At the end of last week I found myself scurrying through the tunnels of the state capital complex in St. Paul, Minnesota. It was raining cats and dogs, as my students will tell you (it is their favorite idiom), so I was traveling through the tunnels to the judicial meeting rooms about 2 blocks from the state office building.
My neighbor had roped me into being a judge for the high school and middle projects for the Project Citizen, a civics curriculum used across the country. I was not very excited about it but it was raining and I couldn’t work in my garden so there I was walking about with my state legislators, hundreds of school kids who were there to tour the capital and the 100 or so participants in the competition.
In my group there were three of us judging four different projects. The students presented boards and a binder on a topic of their choice, which we reviewed. They then came in for a presentation of their work. We scored both the written and oral presentation. Our goal was to be as positive as possible and helping every one feeling like a winner.
We saw 2 middle school reports and 2 high school reports. Over all the middle school students did a better job, which I found interesting but what left me excited at the end of the day was our one group of English as Second Language learners.
A supporting judge had come by to let us know these were ESL students so be kind, don’t expect much. (I was fuming at this comment but I was the new judge and so sat quietly as he shared his opinions with us.)
Most groups were 3 or 4 kids, this group had 12 or 14 students in it. Their topic was on the loss of bees in our environment. Only two of the students spoken English with confidence but it was clear they had all researched, made phone calls to experts and had detailed and heated conversations on the best solution to the problem. They shared their discussion with us, produced a creative board that shared their message while their binder covered the research and the more formal paper. In the other three groups the boards and binder where really just a repeat of each other.
We asked about how they worked together with so many people. They explained they split up the jobs into three main tasks and small groups completed that work. They then discussed how best to complete the required board and binder using the skills of the whole group to do the best work. They were fluent and confident in their work. You could see the massive amount of learning that had taken place for these students.
These students were fabulous – as I had expected. Their work provided more detail and content then our other high school group who gave the impression of high tech, gifted students. It was wonderful to have these new citizens develop just good work. (Congrats to both students and teacher)
They knew and cared about the process. They reached beyond their reading level in English to share their concern for the environment, the need for people to understand the root causes and how government, as well as the community, might help to solve this problem.
Yes – we did expect a lot from all students and all students did a wonderful job! These ESL students were bright, capable and ready to learn as new citizens. They might not have had the fancy clothes, and the slick technology but they were far more creative, cooperative and worked much harder than most. As judges we were excited to give them full points because they errand them not because we did not expect much of them. Our supporting judge was quiet after their presentation.

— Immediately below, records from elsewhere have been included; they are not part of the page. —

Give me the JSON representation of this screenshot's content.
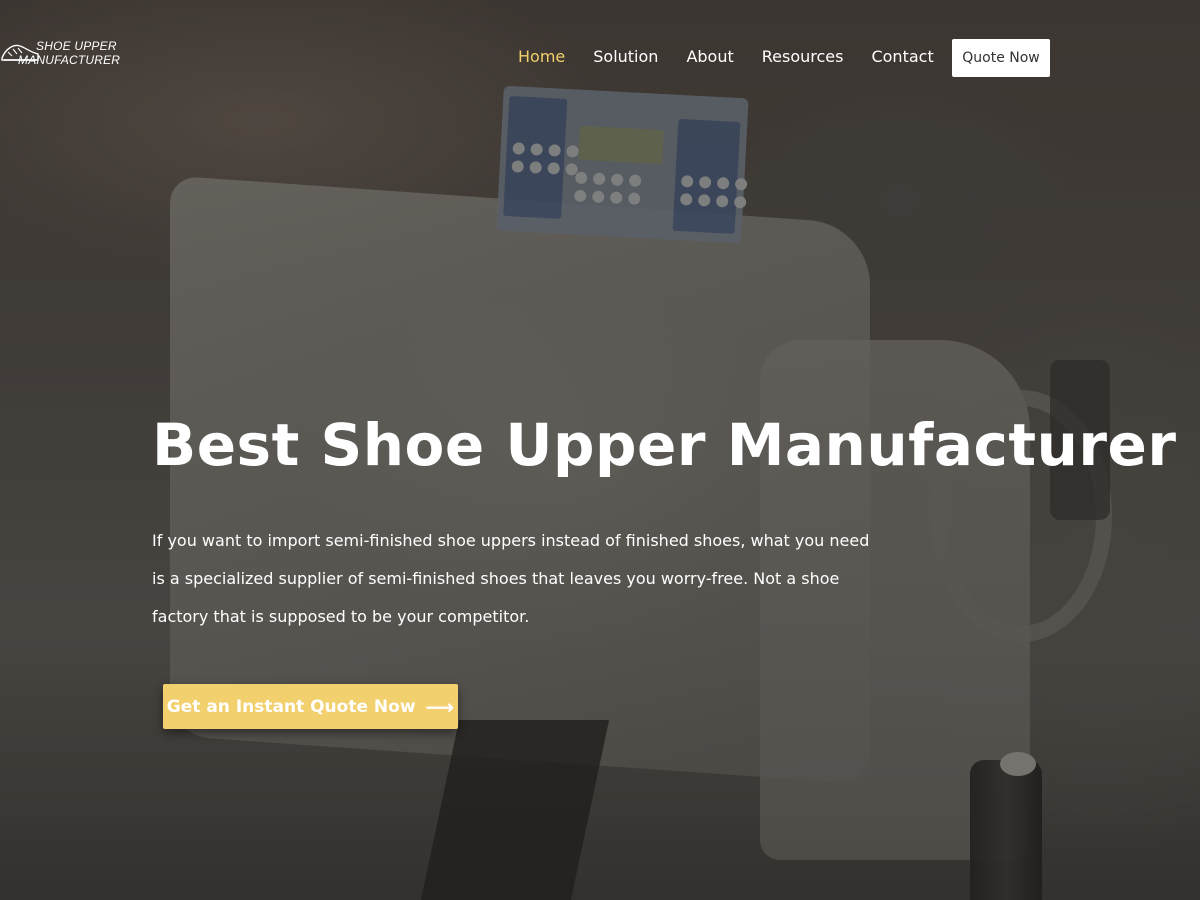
{
  "logo": {
    "line1": "SHOE UPPER",
    "line2": "MANUFACTURER",
    "icon": "shoe-logo-icon"
  },
  "nav": {
    "items": [
      {
        "label": "Home",
        "active": true
      },
      {
        "label": "Solution",
        "active": false
      },
      {
        "label": "About",
        "active": false
      },
      {
        "label": "Resources",
        "active": false
      },
      {
        "label": "Contact",
        "active": false
      }
    ],
    "quote_label": "Quote Now"
  },
  "hero": {
    "title": "Best Shoe Upper Manufacturer",
    "description": "If you want to import semi-finished shoe uppers instead of finished shoes, what you need is a specialized supplier of semi-finished shoes that leaves you worry-free. Not a shoe factory that is supposed to be your competitor.",
    "cta_label": "Get an Instant Quote Now",
    "cta_icon": "arrow-right-icon"
  },
  "colors": {
    "accent": "#f3d06e",
    "nav_active": "#f2cf6a",
    "text": "#ffffff"
  }
}
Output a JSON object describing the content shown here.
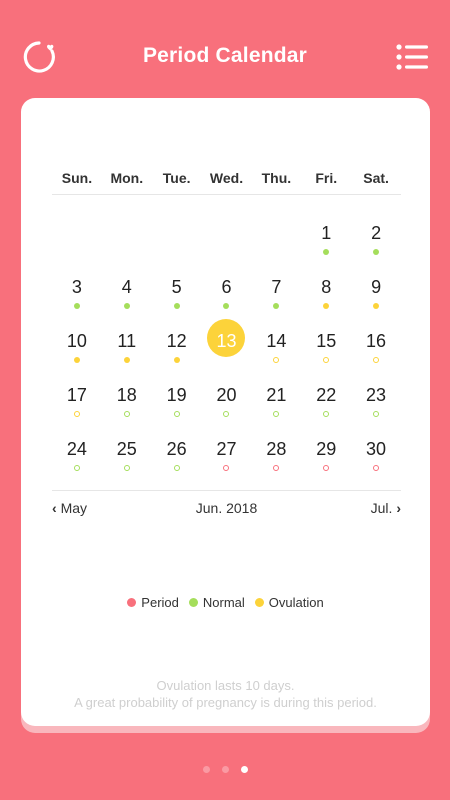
{
  "header": {
    "title": "Period Calendar",
    "logo_icon": "circle-heart-icon",
    "menu_icon": "list-menu-icon"
  },
  "calendar": {
    "weekdays": [
      "Sun.",
      "Mon.",
      "Tue.",
      "Wed.",
      "Thu.",
      "Fri.",
      "Sat."
    ],
    "leading_blank_days": 5,
    "today": 13,
    "days": [
      {
        "d": "1",
        "dot": "normal-filled"
      },
      {
        "d": "2",
        "dot": "normal-filled"
      },
      {
        "d": "3",
        "dot": "normal-filled"
      },
      {
        "d": "4",
        "dot": "normal-filled"
      },
      {
        "d": "5",
        "dot": "normal-filled"
      },
      {
        "d": "6",
        "dot": "normal-filled"
      },
      {
        "d": "7",
        "dot": "normal-filled"
      },
      {
        "d": "8",
        "dot": "ovulation-filled"
      },
      {
        "d": "9",
        "dot": "ovulation-filled"
      },
      {
        "d": "10",
        "dot": "ovulation-filled"
      },
      {
        "d": "11",
        "dot": "ovulation-filled"
      },
      {
        "d": "12",
        "dot": "ovulation-filled"
      },
      {
        "d": "13",
        "dot": "none"
      },
      {
        "d": "14",
        "dot": "ovulation-outline"
      },
      {
        "d": "15",
        "dot": "ovulation-outline"
      },
      {
        "d": "16",
        "dot": "ovulation-outline"
      },
      {
        "d": "17",
        "dot": "ovulation-outline"
      },
      {
        "d": "18",
        "dot": "normal-outline"
      },
      {
        "d": "19",
        "dot": "normal-outline"
      },
      {
        "d": "20",
        "dot": "normal-outline"
      },
      {
        "d": "21",
        "dot": "normal-outline"
      },
      {
        "d": "22",
        "dot": "normal-outline"
      },
      {
        "d": "23",
        "dot": "normal-outline"
      },
      {
        "d": "24",
        "dot": "normal-outline"
      },
      {
        "d": "25",
        "dot": "normal-outline"
      },
      {
        "d": "26",
        "dot": "normal-outline"
      },
      {
        "d": "27",
        "dot": "period-outline"
      },
      {
        "d": "28",
        "dot": "period-outline"
      },
      {
        "d": "29",
        "dot": "period-outline"
      },
      {
        "d": "30",
        "dot": "period-outline"
      }
    ]
  },
  "nav": {
    "prev_label": "May",
    "current_label": "Jun. 2018",
    "next_label": "Jul."
  },
  "legend": [
    {
      "label": "Period",
      "color": "#f8707c"
    },
    {
      "label": "Normal",
      "color": "#a5de5b"
    },
    {
      "label": "Ovulation",
      "color": "#fcd33a"
    }
  ],
  "notes": {
    "line1": "Ovulation lasts 10 days.",
    "line2": "A great probability of pregnancy is during this period."
  },
  "pager": {
    "count": 3,
    "active": 2
  },
  "colors": {
    "background": "#f8707c",
    "period": "#f8707c",
    "normal": "#a5de5b",
    "ovulation": "#fcd33a",
    "today": "#fcd33a"
  }
}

Students are smart and capable no matter where they come from, what language they speak or how they look. I was glad to have been part of the learning for all of these young citizens.
If you are not familiar with Project Citizen or We the People – Center for Civic Education check them out! – Project Citizen. What a great way for students to read and write while learning and thinking about major issues that are part of the real world! Applied, real world learning – Yes, please!